• Required work:
Scan the entries below, and for each line that includes the word "core", make a copy.

Items from a dataset:
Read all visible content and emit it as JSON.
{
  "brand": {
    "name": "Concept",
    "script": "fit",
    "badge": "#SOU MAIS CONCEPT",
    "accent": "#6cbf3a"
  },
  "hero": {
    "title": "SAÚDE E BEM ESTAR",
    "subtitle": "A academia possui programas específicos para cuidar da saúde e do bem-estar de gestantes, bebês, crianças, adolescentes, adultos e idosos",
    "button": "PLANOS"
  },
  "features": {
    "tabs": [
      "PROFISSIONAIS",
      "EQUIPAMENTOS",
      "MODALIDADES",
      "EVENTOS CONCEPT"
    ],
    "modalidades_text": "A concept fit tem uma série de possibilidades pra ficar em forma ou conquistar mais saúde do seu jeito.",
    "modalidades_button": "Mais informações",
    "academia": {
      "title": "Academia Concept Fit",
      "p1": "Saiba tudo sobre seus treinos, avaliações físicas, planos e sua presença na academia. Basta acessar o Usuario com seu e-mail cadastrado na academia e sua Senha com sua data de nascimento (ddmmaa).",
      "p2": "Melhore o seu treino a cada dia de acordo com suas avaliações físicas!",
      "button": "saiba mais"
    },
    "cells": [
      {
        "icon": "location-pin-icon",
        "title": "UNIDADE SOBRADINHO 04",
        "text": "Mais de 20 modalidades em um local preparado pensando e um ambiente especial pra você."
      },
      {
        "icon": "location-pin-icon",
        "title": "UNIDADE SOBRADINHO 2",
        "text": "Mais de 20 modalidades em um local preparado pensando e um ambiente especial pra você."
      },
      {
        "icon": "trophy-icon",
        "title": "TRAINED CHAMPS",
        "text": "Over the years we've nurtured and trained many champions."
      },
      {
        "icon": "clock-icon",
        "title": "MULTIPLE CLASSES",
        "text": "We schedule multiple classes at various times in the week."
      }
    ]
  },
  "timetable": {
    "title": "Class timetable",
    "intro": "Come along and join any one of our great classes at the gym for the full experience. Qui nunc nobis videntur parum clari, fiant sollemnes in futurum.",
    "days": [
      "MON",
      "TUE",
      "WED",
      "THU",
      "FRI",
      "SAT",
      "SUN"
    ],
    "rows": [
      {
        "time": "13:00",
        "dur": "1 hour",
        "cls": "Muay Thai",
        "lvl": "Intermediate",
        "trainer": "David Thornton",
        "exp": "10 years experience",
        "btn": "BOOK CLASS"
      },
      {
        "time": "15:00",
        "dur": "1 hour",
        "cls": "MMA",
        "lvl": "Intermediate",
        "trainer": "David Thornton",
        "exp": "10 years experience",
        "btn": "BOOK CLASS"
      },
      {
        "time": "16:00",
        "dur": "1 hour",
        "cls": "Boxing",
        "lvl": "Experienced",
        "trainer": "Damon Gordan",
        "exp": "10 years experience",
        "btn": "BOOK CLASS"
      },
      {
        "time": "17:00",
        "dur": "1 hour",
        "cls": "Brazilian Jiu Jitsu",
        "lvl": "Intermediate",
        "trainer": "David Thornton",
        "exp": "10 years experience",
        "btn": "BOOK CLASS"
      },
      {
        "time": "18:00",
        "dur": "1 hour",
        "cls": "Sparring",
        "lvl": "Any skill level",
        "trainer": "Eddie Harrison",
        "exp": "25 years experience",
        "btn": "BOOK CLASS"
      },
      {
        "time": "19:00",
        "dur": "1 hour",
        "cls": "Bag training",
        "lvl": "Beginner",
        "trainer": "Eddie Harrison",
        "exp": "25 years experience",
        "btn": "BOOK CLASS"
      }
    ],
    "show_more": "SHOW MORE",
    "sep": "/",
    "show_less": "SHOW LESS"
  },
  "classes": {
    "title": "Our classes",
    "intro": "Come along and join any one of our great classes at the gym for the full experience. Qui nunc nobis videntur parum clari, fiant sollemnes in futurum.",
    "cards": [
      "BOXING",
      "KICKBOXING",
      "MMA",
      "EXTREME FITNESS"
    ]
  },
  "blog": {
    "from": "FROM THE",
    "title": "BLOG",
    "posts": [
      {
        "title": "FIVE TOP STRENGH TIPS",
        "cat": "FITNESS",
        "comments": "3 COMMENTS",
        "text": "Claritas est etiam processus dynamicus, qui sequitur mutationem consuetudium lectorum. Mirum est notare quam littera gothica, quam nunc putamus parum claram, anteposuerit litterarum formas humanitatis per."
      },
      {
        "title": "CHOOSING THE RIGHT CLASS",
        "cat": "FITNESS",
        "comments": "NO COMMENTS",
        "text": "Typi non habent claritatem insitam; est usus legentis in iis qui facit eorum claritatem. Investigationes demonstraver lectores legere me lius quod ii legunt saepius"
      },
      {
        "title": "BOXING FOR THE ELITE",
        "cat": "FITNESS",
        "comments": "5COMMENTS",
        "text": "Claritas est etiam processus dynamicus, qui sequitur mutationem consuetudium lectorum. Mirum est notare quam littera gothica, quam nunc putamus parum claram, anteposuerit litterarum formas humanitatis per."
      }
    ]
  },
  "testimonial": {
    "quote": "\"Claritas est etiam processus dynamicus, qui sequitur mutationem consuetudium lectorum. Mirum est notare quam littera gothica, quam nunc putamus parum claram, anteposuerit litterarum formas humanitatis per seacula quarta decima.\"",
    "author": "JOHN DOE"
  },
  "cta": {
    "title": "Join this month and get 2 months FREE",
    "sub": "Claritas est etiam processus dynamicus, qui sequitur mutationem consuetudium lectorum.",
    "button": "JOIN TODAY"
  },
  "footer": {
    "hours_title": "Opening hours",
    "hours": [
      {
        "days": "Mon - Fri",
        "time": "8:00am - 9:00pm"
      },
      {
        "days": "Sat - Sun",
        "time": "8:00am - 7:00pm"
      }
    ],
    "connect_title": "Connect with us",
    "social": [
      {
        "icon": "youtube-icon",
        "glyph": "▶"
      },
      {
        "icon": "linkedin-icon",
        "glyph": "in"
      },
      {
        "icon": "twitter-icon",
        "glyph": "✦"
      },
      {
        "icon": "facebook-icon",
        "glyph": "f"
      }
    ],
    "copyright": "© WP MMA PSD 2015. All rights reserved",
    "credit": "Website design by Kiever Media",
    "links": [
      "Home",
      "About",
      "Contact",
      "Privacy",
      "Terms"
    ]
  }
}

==

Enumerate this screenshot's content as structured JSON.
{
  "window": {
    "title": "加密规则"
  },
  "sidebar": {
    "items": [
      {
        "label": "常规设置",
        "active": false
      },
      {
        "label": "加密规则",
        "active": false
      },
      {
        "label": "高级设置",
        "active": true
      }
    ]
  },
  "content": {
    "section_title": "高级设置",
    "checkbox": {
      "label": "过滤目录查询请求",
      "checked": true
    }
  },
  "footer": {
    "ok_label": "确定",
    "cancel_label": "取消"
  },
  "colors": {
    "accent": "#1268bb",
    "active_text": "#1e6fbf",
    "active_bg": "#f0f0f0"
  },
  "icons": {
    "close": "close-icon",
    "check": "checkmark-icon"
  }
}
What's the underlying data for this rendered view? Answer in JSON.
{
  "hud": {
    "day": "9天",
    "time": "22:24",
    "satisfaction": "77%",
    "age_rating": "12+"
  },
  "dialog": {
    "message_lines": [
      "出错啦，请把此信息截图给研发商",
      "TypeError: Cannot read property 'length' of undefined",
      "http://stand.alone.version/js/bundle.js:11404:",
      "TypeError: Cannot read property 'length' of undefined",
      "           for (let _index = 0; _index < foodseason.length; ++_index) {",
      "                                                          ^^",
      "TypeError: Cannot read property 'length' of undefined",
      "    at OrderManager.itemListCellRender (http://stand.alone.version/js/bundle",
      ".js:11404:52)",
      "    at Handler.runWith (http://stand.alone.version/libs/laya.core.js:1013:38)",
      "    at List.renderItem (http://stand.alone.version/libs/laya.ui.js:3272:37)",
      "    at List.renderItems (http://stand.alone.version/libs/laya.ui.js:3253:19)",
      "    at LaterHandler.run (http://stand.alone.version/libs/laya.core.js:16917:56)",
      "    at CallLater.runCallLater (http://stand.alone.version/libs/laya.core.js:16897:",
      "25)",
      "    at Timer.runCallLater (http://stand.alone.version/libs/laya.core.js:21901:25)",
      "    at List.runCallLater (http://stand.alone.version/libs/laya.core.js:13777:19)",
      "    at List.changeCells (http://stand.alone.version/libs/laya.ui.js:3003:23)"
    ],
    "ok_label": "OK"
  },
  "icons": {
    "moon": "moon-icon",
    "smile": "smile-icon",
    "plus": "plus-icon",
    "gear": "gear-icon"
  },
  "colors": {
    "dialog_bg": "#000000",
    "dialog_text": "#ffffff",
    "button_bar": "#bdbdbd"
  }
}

• Expected answer:
      "    at Handler.runWith (http://stand.alone.version/libs/laya.core.js:1013:38)",
      "    at LaterHandler.run (http://stand.alone.version/libs/laya.core.js:16917:56)",
      "    at CallLater.runCallLater (http://stand.alone.version/libs/laya.core.js:16897:",
      "    at Timer.runCallLater (http://stand.alone.version/libs/laya.core.js:21901:25)",
      "    at List.runCallLater (http://stand.alone.version/libs/laya.core.js:13777:19)",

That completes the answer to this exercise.